Brussels (Brussels Morning) Tunisia’s President Kais Saied pledged on Monday to appoint a new prime minister, but offered no indication as to when this might happen, just as he made no mention as to when he might roll back the emergency measures he introduced in July.
Speaking from Sidi Bouzid, Saied did announce that the emergency measures would continue. He also said that a prime minister would be appointed eventually, selected “on the basis of transitional rulings responding to the will of the people”.
Addressing a large crowd in the municipality identified as the cradle of the 2011 revolution that sparked the so-called Arab Spring movement, Saied blasted the country’s legislature as a “marketplace where votes are bought and sold”. He even claimed that parliamentary sessions get paused so that “the price can be agreed”.
Saied, an independent elected in 2019 on an anti-corruption platform, plunged the country into a constitutional crisis in July this year, when he ousted the government and suspended parliament for a period of 30 days by invoking a “special measures” provision of the constitution.

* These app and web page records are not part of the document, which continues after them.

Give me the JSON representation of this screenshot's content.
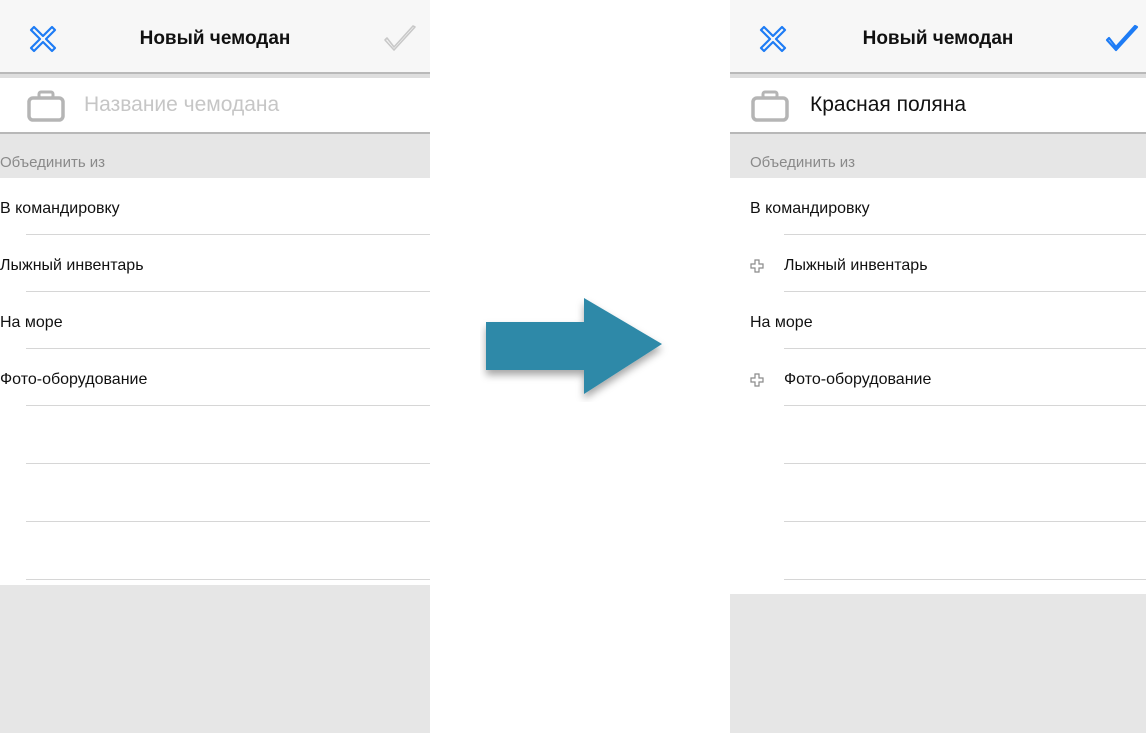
{
  "left_screen": {
    "title": "Новый чемодан",
    "close_icon": "close-x-icon",
    "done_icon": "checkmark-icon",
    "done_enabled": false,
    "name_value": "",
    "name_placeholder": "Название чемодана",
    "section_header": "Объединить из",
    "items": [
      {
        "label": "В командировку",
        "selected": false
      },
      {
        "label": "Лыжный инвентарь",
        "selected": false
      },
      {
        "label": "На море",
        "selected": false
      },
      {
        "label": "Фото-оборудование",
        "selected": false
      }
    ]
  },
  "right_screen": {
    "title": "Новый чемодан",
    "close_icon": "close-x-icon",
    "done_icon": "checkmark-icon",
    "done_enabled": true,
    "name_value": "Красная поляна",
    "name_placeholder": "Название чемодана",
    "section_header": "Объединить из",
    "items": [
      {
        "label": "В командировку",
        "selected": false
      },
      {
        "label": "Лыжный инвентарь",
        "selected": true
      },
      {
        "label": "На море",
        "selected": false
      },
      {
        "label": "Фото-оборудование",
        "selected": true
      }
    ]
  },
  "colors": {
    "accent": "#1e7cf5",
    "disabled": "#c8c8c8",
    "arrow": "#2d89a8"
  },
  "arrow_icon": "right-arrow-icon"
}
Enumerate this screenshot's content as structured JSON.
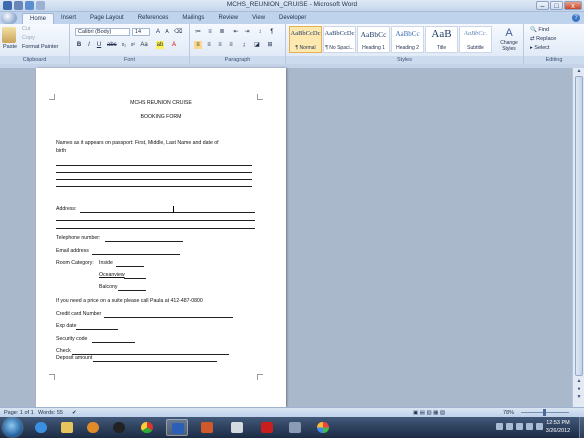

The President argued that the coronavirus pandemic and the failing economy represented an “imminent threat” to the country, such being required in order to activate the constitutional provision.
His move sparked widespread concerns, as the body intended to keep the president’s constitutional powers in check, the constitutional court, has yet to be established in Tunisia. Moreover, none of the actions Saied has since taken were explicitly listed in the country’s laws.
His takeover of power was widely welcomed by the country’s citizens, many of whom felt betrayed by the ruling Islamist Ennahdha party. However, rights groups have been warning about signs of a slide towards authoritarianism.
The 30-day suspension of parliament and the introduction of special powers were extended by a further 30 days in August. On Saturday, Ennahdha supporters took to the streets of Tunis demanding a return to parliamentary democracy.